**Your assignment**
Please count the lines in the data below that mention the word "JSON", then give only the total.

--- Input for this task ---

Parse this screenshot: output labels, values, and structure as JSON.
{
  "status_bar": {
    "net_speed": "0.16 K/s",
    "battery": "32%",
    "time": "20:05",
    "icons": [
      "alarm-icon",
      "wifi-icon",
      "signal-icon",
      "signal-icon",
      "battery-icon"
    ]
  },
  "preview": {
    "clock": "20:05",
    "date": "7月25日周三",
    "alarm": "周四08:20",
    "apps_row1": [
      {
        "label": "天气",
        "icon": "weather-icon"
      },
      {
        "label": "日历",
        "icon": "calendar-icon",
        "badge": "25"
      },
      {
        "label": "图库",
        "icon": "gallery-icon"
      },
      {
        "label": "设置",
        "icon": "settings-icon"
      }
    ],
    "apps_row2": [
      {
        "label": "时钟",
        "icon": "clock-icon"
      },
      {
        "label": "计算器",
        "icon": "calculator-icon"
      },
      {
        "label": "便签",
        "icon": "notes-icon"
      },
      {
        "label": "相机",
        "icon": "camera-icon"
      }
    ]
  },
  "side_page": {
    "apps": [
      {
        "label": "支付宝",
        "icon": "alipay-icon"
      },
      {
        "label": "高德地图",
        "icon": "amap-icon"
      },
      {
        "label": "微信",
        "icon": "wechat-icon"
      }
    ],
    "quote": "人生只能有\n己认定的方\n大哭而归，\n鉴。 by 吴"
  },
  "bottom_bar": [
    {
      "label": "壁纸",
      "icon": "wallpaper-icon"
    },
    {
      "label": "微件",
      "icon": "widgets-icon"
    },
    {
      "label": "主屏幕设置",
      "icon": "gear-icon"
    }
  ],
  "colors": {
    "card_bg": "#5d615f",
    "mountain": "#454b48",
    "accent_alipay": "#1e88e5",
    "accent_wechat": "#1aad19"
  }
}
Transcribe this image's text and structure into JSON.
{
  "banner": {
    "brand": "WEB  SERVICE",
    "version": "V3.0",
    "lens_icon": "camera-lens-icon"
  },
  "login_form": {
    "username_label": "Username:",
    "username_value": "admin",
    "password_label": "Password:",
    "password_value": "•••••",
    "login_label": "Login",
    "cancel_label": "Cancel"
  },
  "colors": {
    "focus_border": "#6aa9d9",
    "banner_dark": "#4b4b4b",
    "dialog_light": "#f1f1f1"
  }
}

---

**Answer to this task**
2